**TASK INSTRUCTIONS:**
From the records, report how many lines hold the word "param", with the number as the sole reply.

**DATA FOR REVIEW:**
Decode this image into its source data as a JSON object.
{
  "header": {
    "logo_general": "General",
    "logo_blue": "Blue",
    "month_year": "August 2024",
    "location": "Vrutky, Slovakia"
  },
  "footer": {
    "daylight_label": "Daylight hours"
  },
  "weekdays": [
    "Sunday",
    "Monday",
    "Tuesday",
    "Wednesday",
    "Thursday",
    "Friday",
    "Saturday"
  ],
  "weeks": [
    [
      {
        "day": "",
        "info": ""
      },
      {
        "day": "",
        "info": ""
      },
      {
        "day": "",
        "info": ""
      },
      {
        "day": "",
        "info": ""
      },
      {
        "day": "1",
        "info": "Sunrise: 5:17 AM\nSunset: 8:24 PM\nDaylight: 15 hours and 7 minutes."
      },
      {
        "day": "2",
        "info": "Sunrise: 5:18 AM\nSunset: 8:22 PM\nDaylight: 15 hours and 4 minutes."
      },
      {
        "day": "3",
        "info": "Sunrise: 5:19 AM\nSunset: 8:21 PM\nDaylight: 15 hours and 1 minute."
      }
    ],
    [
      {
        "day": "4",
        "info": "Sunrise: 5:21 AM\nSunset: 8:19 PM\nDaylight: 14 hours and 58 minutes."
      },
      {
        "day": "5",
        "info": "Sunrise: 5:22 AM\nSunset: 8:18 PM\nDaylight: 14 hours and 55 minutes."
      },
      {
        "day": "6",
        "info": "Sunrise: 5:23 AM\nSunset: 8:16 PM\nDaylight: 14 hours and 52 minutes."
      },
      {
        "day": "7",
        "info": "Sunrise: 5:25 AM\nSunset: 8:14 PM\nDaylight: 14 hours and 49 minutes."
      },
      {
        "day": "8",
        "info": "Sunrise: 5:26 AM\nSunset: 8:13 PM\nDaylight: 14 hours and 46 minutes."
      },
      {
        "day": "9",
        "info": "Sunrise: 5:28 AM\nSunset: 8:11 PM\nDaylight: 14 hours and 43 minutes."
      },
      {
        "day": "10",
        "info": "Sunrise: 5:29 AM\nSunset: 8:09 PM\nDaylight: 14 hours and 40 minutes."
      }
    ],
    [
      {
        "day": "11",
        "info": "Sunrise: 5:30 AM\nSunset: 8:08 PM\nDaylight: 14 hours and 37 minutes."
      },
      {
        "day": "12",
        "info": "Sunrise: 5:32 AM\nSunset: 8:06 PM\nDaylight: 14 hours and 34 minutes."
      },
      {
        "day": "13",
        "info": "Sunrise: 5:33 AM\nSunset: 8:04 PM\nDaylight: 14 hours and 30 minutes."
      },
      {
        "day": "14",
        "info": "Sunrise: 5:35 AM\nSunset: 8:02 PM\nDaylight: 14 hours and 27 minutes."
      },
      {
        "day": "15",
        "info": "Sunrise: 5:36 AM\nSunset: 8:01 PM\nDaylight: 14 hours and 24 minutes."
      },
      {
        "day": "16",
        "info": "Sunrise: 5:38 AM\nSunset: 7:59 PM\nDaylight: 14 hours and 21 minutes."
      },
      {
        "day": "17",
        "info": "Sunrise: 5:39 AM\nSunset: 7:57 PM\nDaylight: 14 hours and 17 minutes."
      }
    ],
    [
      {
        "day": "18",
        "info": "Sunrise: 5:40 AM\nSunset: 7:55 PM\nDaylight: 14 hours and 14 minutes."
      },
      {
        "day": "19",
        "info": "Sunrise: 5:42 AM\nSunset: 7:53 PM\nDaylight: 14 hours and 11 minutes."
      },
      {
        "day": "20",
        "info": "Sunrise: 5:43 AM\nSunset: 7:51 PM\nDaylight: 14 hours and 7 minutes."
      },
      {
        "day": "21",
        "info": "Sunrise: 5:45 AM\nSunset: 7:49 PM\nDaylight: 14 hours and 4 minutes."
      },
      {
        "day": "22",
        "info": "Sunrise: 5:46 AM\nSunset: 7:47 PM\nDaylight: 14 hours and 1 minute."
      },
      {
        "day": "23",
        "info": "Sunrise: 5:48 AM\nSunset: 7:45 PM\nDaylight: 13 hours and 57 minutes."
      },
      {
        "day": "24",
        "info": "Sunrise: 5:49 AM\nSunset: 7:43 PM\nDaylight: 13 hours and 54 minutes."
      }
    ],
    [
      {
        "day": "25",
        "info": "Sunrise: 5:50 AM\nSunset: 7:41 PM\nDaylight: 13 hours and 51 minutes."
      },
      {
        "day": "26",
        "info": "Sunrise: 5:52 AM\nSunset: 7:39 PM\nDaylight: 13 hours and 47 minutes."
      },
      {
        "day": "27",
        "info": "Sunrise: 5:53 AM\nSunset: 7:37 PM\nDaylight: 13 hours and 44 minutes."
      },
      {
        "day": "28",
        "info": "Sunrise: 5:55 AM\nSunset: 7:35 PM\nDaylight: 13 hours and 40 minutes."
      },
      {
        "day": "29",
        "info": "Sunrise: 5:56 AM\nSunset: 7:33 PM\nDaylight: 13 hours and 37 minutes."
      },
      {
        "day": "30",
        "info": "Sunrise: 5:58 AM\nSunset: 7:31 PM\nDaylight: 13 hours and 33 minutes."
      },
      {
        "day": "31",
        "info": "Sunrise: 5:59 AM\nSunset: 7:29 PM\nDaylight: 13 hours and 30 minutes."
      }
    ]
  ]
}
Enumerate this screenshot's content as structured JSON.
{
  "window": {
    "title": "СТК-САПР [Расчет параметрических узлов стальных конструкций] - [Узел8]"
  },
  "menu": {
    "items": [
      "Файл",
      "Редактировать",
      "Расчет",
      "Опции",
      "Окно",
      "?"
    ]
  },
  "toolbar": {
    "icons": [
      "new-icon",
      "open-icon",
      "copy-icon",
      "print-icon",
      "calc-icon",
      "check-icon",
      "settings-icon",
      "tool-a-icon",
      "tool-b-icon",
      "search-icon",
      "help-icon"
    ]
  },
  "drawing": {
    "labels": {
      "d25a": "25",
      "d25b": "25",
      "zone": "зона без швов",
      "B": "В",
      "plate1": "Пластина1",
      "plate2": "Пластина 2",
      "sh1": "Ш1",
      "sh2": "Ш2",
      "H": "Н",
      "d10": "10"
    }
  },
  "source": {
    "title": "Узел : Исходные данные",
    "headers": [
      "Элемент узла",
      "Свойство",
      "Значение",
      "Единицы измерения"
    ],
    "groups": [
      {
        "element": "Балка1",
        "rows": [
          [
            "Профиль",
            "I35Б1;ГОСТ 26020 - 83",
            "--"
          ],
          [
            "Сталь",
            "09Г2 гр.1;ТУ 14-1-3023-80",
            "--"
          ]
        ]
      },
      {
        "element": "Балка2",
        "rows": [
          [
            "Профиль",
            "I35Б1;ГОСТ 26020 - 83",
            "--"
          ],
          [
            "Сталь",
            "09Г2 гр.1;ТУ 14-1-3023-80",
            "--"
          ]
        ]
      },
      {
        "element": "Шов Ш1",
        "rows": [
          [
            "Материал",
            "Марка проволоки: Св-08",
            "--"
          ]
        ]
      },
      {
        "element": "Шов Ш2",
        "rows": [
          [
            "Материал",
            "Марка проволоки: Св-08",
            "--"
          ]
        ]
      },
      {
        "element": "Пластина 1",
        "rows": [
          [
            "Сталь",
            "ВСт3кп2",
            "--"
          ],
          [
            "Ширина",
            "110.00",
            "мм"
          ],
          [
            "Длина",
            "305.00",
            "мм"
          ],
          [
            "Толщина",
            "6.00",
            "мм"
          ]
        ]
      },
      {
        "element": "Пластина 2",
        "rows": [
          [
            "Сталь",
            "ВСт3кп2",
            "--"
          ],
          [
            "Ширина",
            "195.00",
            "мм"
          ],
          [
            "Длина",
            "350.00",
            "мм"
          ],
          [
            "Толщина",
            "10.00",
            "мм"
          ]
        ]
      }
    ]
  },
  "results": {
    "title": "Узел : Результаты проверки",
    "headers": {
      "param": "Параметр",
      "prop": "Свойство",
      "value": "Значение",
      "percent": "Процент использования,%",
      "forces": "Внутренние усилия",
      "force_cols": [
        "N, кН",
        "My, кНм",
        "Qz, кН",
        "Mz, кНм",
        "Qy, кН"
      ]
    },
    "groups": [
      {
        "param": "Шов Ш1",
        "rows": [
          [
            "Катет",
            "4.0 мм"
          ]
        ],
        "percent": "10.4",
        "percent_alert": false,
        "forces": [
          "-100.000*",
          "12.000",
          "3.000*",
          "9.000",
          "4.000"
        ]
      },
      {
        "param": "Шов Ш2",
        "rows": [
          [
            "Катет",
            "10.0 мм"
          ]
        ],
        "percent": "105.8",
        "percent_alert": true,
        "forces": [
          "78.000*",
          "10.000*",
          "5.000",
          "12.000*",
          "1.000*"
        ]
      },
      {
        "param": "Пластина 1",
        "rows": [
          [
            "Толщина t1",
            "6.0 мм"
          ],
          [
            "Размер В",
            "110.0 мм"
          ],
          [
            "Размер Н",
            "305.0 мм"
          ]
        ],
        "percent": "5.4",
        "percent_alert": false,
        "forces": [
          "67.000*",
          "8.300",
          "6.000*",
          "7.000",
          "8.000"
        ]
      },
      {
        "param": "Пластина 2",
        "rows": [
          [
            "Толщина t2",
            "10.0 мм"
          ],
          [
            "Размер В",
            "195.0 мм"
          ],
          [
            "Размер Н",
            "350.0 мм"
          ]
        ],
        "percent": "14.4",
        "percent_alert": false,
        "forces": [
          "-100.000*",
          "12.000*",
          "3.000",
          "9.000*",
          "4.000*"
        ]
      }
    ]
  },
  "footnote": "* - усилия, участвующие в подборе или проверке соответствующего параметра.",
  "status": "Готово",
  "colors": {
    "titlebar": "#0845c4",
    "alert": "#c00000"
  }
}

**SOLUTION TO THIS EXERCISE:**
5